  3. For each query record, decide if it represents a solution and then connect the two table records that formed it through an application.
PROCEDURE MatchSingle@5(BankAccReconciliation@1003 : Record 273);
    BankRecMatchCandidates@1001 : Query 1252;
    BankAccEntrySetReconNo@1007 : Codeunit 375;
        BankAccReconciliation."Bank Account No.");
        BankAccReconciliation."Statement No.");
    IF NOT BankRecMatchCandidates.OPEN THEN

    WHILE BankRecMatchCandidates.READ DO BEGIN 
        BankAccRecLine.GET(BankAccRecLine."Statement Type"::"Bank Reconciliation",

where the query 1252 is defined as:

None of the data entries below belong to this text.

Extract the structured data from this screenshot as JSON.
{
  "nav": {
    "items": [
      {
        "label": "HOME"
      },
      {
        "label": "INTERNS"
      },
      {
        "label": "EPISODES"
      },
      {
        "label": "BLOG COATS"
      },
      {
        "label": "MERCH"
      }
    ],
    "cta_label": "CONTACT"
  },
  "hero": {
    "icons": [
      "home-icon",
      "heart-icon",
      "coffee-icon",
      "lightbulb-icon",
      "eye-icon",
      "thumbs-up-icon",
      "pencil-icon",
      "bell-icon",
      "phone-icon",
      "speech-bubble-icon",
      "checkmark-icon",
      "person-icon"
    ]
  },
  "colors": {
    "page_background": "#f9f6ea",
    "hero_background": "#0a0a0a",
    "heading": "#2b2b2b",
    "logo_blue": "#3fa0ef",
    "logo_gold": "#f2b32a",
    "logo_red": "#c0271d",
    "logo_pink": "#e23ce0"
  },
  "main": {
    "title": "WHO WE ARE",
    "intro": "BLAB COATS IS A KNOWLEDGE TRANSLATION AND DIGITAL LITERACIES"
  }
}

OBJECT Query 1252 Bank Rec. Match Candidates
        Version List=;
        { 1 ; ;DataItem; ;
                Type=FILTER(=Bank Account Ledger Entry) }
        { 2 ;1 ;Column ;Rec_Line_Bank_Account_No;
            DataSource=Bank Account No. }
        { 3 ;1 ;Column ;Rec_Line_Statement_No;
            DataSource=Statement No. }
        { 4 ;1 ;Column ;Rec_Line_Statement_Line_No;
            DataSource=Statement Line No. }
        { 5 ;1 ;Column ;Rec_Line_Transaction_Date;
            DataSource=Transaction Date } 
        { 6 ;1 ;Column ;Rec_Line_Difference ;
            DataSource=Difference } 
        { 7 ;1 ;DataItem; ;
            DataItemTableFilter=Remaining Amount=FILTER(<>0),
            Statement Status=FILTER(Open);
            DataItemLink=Bank Account No.=Bank_Acc_Reconciliation_Line."Bank Account o.",
            Remaining Amount=Bank_Acc_Reconciliation_Line.Difference,
            Posting Date=Bank_Acc_Reconciliation_Line."Transaction Date" }
        { 8 ;2 ;Column ; ;
            DataSource=Entry No. }
        { 9 ;2 ;Column ;Bank_Account_No ;
            DataSource=Bank Account No. }
        { 10 ;2 ;Column ; ;
            DataSource=Posting Date } 
        { 11 ;2 ;Column ; ;
            DataSource=Remaining Amount }
        { 12 ;2 ;Column ;Bank_Ledger_Entry_Open;
            DataSource=Open }
        { 13 ;2 ;Column ; ;
            DataSource=Statement Status } 

When comparing the two implementations, we notice the following advantages of using a query instead of two loops:Comparison

  1. A query produces the Cartesian product of tables 1 and 2 faster than by looping through both of them. The advantage grows as there are more tables linked.

The query object leverages the power of SQL Server (as it basically executes a SQL query directly against the database server), and as such it only requires one trip to the database to fetch the data, instead of getting the related records on the right side of the join one by one.

  1. A query is scalable in the sense that it allows reusing its definition by applying filters when looping through its dataset. So a generic query can be reused for a variety of purposes just by adapting the filters to the programming need. Duplicating traditional record loops in different functions, on the other side, requires extensive code copy-pasting, which can introduce code defects.
  2. Using a query only requires one loop, whereas joining two or more tables requires multiple code loops that quickly become difficult to read and follow.
  3. Queries are easy to create and maintain and generally provide a cleaner design.

In Microsoft Dynamics NAV 2013 R2, we can see the query object used in the bank account reconciliation matching algorithm. The object is query Bank Rec. Match Candidates query (1252), and it is called by the matching engine in the Match Bank Rec. Lines codeunit (1252).

Ideas for Improvement

The query object type could be improved to allow the passing of parameters at runtime, or, in general, being built dynamically at runtime. This will remove the need for multiple static definitions of the same base query used in slightly different contexts.